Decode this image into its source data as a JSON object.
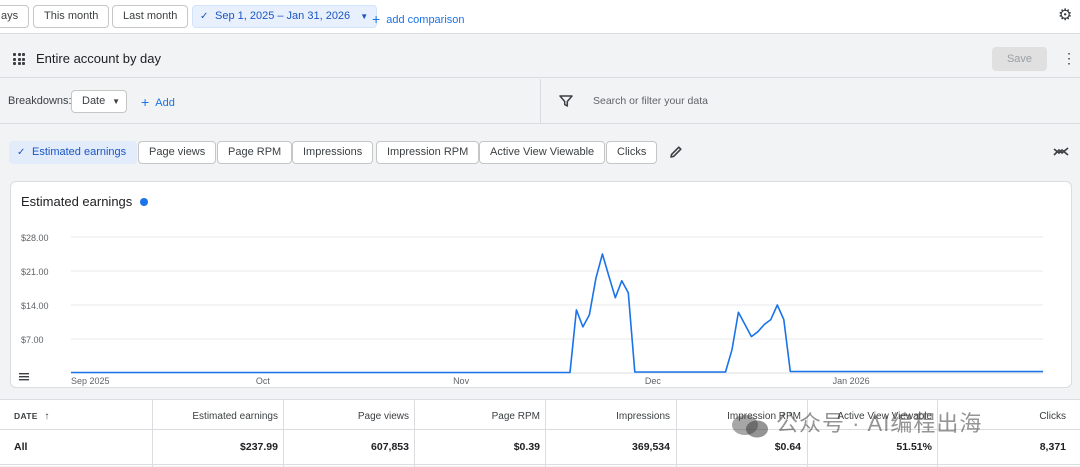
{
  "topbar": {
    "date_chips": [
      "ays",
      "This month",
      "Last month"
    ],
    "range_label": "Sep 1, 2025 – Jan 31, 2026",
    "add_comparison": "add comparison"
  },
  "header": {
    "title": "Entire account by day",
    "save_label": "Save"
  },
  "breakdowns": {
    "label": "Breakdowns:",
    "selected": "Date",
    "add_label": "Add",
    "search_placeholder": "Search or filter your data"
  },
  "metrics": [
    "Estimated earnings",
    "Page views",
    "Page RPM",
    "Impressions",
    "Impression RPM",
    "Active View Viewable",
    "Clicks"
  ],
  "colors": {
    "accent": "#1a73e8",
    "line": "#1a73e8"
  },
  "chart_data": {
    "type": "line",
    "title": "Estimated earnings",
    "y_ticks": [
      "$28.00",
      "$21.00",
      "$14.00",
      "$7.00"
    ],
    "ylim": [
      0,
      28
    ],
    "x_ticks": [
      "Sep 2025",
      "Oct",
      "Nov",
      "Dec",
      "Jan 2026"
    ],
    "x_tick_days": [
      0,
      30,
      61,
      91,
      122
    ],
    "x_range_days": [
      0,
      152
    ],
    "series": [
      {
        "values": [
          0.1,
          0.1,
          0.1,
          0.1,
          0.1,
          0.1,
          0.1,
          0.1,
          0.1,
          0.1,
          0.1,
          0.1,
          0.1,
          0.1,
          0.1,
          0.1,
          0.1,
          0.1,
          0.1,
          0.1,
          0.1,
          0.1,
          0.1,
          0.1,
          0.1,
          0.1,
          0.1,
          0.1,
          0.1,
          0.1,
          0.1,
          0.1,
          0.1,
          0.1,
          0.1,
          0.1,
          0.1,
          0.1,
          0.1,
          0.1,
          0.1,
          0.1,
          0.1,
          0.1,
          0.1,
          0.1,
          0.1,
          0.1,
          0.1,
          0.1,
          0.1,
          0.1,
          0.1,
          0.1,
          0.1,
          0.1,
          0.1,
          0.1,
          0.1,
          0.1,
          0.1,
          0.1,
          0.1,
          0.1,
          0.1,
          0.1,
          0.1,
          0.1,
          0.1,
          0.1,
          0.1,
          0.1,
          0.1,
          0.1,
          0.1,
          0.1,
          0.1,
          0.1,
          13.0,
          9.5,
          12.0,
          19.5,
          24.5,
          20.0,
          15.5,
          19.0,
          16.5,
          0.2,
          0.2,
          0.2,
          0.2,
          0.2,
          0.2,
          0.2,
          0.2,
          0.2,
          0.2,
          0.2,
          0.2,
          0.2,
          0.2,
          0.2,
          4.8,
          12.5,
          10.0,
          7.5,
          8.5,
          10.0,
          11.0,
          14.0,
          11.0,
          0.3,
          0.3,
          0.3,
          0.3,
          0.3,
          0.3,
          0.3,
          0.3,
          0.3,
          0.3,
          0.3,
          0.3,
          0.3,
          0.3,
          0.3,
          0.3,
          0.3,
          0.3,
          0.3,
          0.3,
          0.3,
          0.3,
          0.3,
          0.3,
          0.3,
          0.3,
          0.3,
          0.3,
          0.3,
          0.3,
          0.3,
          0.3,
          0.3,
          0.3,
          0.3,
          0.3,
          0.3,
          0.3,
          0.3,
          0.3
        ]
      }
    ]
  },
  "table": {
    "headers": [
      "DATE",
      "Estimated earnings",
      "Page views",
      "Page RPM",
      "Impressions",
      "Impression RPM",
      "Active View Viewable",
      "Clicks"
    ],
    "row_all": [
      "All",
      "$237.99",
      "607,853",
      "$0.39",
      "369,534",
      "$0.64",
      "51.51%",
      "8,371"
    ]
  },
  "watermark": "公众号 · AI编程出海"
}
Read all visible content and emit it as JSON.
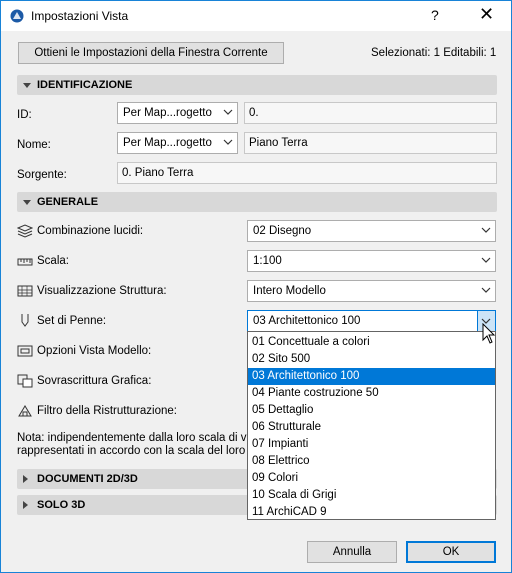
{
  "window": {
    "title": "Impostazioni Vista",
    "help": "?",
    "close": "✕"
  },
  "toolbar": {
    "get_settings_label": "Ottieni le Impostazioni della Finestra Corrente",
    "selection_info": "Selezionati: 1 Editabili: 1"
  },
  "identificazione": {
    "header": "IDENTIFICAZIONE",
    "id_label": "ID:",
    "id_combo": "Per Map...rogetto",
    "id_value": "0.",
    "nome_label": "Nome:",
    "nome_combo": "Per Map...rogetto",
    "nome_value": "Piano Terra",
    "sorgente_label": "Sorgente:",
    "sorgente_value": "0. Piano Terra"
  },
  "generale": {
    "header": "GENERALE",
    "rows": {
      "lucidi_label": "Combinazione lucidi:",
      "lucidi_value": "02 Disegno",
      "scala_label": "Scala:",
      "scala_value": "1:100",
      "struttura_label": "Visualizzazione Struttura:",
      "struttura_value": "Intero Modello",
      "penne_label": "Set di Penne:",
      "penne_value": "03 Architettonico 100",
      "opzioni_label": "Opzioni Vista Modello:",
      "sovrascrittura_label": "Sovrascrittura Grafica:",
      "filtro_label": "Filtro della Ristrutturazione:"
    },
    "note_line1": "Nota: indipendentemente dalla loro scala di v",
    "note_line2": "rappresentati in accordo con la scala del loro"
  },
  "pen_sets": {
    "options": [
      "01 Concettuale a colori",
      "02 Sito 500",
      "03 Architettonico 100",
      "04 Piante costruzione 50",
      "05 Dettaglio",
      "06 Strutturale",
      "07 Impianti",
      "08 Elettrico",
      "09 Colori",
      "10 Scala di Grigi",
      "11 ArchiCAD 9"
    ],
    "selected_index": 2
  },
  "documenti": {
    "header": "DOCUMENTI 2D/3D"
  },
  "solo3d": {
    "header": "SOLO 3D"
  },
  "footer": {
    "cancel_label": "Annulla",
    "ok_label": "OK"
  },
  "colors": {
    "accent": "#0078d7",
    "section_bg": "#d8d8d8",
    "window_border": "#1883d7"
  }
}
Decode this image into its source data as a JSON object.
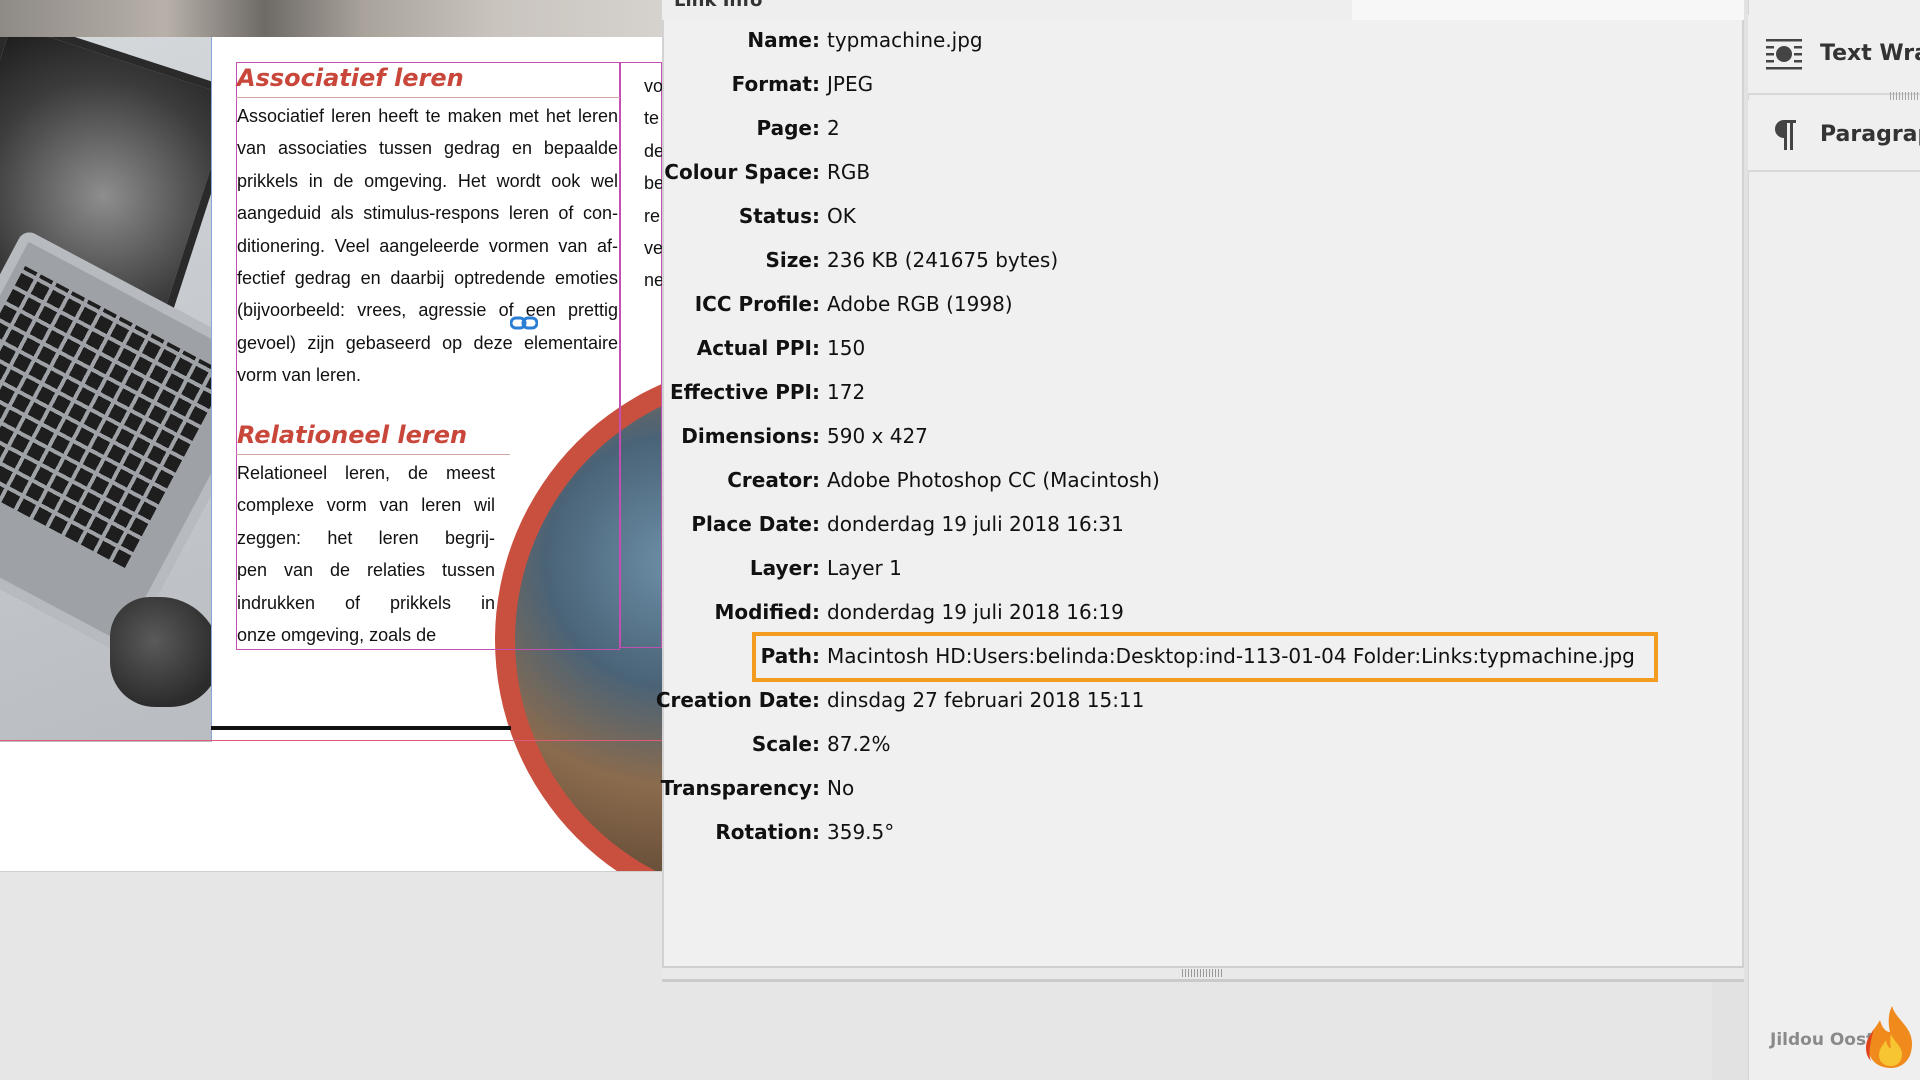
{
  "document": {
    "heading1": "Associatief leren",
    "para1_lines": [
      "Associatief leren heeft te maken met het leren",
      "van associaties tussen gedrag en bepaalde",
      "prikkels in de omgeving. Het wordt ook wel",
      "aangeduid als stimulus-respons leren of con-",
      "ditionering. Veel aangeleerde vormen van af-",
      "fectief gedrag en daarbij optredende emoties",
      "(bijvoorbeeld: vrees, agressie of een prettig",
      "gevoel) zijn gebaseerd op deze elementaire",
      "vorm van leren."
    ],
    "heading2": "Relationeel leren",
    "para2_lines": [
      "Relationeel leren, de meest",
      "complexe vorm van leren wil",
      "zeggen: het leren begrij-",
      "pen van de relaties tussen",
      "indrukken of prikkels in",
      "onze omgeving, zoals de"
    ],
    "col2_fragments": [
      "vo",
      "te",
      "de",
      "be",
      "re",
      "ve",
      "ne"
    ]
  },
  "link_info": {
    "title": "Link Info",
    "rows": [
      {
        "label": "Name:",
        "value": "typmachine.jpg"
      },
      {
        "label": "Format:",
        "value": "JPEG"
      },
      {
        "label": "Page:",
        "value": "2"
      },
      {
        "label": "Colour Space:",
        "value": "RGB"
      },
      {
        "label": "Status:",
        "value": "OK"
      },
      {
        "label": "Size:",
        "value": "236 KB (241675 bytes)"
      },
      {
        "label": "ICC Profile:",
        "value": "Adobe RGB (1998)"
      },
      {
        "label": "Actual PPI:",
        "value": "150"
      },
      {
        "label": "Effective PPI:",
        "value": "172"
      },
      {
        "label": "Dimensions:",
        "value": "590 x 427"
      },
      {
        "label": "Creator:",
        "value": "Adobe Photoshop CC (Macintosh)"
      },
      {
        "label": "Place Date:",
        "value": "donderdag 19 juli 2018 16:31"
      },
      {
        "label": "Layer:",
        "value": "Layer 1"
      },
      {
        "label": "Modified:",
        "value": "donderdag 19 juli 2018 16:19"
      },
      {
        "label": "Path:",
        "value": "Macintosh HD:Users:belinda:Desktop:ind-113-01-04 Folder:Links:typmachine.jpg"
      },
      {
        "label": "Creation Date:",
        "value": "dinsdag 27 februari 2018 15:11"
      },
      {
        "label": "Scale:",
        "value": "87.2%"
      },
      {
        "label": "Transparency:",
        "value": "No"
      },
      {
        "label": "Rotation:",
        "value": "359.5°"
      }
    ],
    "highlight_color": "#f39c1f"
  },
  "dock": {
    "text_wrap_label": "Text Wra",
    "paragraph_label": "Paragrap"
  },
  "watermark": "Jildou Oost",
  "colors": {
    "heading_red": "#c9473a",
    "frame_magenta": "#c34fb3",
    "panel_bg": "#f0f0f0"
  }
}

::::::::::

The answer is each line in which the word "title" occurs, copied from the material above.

    "title": "Entire account by day",
    "title": "Estimated earnings",
    "title": "Impostazioni Vista",
    "title": "Link Info",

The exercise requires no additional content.